When you want to blog but you dread writing
Blogging is a great way to position yourself or your company as an industry expert. Prospective customers want to know who you are and what you stand for. Blogging is a great way to show them instead of telling them.
If it were that simple, we would all be doing it, right? The idea of writing makes some people very anxious, for all sorts of reasons. If you’ve ever been asked to write for the office blog, maybe you thought "I’m a venture capitalist/researcher/ not a writer, I don’t know where to start.” If you’re a small business owner juggling many hats, the idea of one more thing to do might seem exhausting. Where does one even begin, you might ask? Here are five tips will help take the anxiety out of writing.
Fix your attitude
There’s no point approaching writing with impatience and irritation or, worse, resentment. Those emotions will block your access to your creativity. The medium of writing is how you demonstrate your genius to your clients. This is how you demonstrate that you deserve their trust. Take the focus away from you and focus instead on serving your prospective and existing clients.
The same applies to preoccupation or worry. Often, when people say they don’t have anything to contribute to a blog, they mean they’re too preoccupied to access their creativity. Are you worried about your business bills? Are you preoccupied with other work you have to do? Go deal with it. Come back ready to contact your creative muses (we all have those, by the way).
Create a realistic publishing schedule
It sounds good to say that you publish a new blog post every week, until you realise how much work is involved. You have to a have draft ready at least a day before you publish. You need to find a photo to illustrate it. You need to edit it. All this on top of your everyday work. If you fall behind on that once-a-week schedule, you will seem uncommitted. Followers and readers will lose interest and move on. Nobody, especially the Google algorithm, is interested in a sometimes blogger. So keep it realistic. It’s better to post once a month consistently than to blog erratically. If you have the budget, consider outsourcing to a communications agency, as many companies do.

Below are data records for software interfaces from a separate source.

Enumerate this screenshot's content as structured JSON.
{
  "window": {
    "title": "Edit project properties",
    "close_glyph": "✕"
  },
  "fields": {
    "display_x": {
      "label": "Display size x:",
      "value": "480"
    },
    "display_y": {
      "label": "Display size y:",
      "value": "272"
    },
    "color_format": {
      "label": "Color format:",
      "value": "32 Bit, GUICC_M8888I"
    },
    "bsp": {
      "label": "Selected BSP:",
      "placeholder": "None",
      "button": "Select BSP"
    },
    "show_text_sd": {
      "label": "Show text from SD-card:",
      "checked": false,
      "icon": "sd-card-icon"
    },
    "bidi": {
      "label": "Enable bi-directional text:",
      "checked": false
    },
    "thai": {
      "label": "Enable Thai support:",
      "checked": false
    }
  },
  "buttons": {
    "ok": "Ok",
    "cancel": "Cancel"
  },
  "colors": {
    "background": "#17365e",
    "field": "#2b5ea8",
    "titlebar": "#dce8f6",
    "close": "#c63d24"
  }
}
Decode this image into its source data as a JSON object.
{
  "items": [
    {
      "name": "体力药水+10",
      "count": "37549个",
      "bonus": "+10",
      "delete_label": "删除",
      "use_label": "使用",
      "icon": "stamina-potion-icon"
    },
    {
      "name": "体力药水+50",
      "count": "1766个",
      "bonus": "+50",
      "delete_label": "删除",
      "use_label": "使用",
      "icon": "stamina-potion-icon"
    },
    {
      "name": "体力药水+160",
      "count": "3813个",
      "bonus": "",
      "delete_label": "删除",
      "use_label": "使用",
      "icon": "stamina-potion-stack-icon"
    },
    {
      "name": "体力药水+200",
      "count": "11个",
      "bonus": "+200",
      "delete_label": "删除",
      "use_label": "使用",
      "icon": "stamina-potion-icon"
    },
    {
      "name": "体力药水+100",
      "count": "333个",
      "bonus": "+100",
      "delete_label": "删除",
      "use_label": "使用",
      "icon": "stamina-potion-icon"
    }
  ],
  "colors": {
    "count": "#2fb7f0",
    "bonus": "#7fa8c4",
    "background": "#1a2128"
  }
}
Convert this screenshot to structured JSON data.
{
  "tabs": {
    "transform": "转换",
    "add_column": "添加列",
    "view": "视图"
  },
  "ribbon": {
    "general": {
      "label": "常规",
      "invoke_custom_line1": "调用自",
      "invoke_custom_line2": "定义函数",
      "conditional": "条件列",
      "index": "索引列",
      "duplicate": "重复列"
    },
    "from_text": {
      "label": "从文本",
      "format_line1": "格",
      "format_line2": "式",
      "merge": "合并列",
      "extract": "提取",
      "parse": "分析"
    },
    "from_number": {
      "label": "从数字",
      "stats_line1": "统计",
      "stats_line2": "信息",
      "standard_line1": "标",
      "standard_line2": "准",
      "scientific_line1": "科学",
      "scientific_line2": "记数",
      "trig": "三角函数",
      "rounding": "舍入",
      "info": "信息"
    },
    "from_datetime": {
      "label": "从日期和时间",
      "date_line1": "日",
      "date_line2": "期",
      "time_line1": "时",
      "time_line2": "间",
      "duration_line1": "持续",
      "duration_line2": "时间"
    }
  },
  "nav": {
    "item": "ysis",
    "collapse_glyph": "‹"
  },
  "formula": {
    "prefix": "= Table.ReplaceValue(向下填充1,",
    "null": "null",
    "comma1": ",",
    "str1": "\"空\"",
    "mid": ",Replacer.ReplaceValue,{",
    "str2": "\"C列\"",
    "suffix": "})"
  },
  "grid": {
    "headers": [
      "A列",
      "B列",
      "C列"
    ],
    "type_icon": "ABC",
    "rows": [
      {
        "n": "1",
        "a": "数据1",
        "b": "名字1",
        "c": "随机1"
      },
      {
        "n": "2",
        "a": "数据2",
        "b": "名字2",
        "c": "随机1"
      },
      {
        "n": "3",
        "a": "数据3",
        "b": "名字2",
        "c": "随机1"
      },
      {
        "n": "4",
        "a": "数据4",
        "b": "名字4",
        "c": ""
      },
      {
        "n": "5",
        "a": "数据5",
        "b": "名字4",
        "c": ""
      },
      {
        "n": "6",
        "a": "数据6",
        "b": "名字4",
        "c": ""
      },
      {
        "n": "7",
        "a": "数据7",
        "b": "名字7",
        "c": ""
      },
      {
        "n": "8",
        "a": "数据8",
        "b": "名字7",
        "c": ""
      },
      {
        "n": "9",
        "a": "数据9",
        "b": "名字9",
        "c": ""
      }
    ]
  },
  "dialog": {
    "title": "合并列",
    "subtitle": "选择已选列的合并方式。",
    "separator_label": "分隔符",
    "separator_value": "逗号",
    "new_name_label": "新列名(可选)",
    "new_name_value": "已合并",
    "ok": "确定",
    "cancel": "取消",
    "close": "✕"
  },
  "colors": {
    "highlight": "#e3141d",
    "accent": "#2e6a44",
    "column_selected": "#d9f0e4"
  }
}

A word of warning: if your content calendar is focused on churning out posts and not creating value for your audience, your audience will disengage, social media specialist Mark Kaigwa warns. As with so much else in life, less content is more impactful.
Brainstorm content ahead of time
Brainstorm several weeks’ or month’s worth of content. Those of you who still use pen and paper (that would be me!), write down 4-6 blog ideas. Flesh out each idea. Develop each idea. How will you open? Bullet point what you will include in the body. How will you conclude? If you’re not into pen and paper, save your notes in tools like Evernote or Dropbox. That way, you can access and develop your writing ideas on your phone, on the fly, as ideas come to you.
We’re not done yet.
Now, open your calendar and schedule each blog idea. Set up reminders that will allow you to work on each idea in time for your publishing schedule.
Scheduling ideas that you’ve developed to some degree achieves two things: first, it helps you set an intention. The deadline makes it a real commitment. You can’t just brush it off. Second, when you do sit down to write, you won’t be starting from scratch. There is nothing worse than staring at a blinking cursor on a blank screen, wondering what to write.
You won’t enjoy blogging if it doesn’t feel authentic to you. With time and practice, you will find and develop your own voice, your own style that feels natural and believable. If you find blogging doesn’t work for you consider vlogging. Perhaps your on-camera personality is more engaging than your inner writer. Content is king, but nobody said it had to be written content. Do what works for you.
The fear will never go away, perfection is a mirage
Channel your anxiety towards making sure the quality of your work is high and engaging. The quest for perfection leads to anxiety and procrastination. Slightly imperfect and timely is better than perfect but too late.
Blogging is a way to create a narrative around your product or service. Done right, it will help you reach your ideal customer, your tribe., the people who really value your proposition. Don’t let anxiety about writing stand in your way.
Photo credits: Nathan Dumlao, Unsplash
Here’s some great writing advice from positivewriter.com: http://positivewriter.com/7-writer-hacks/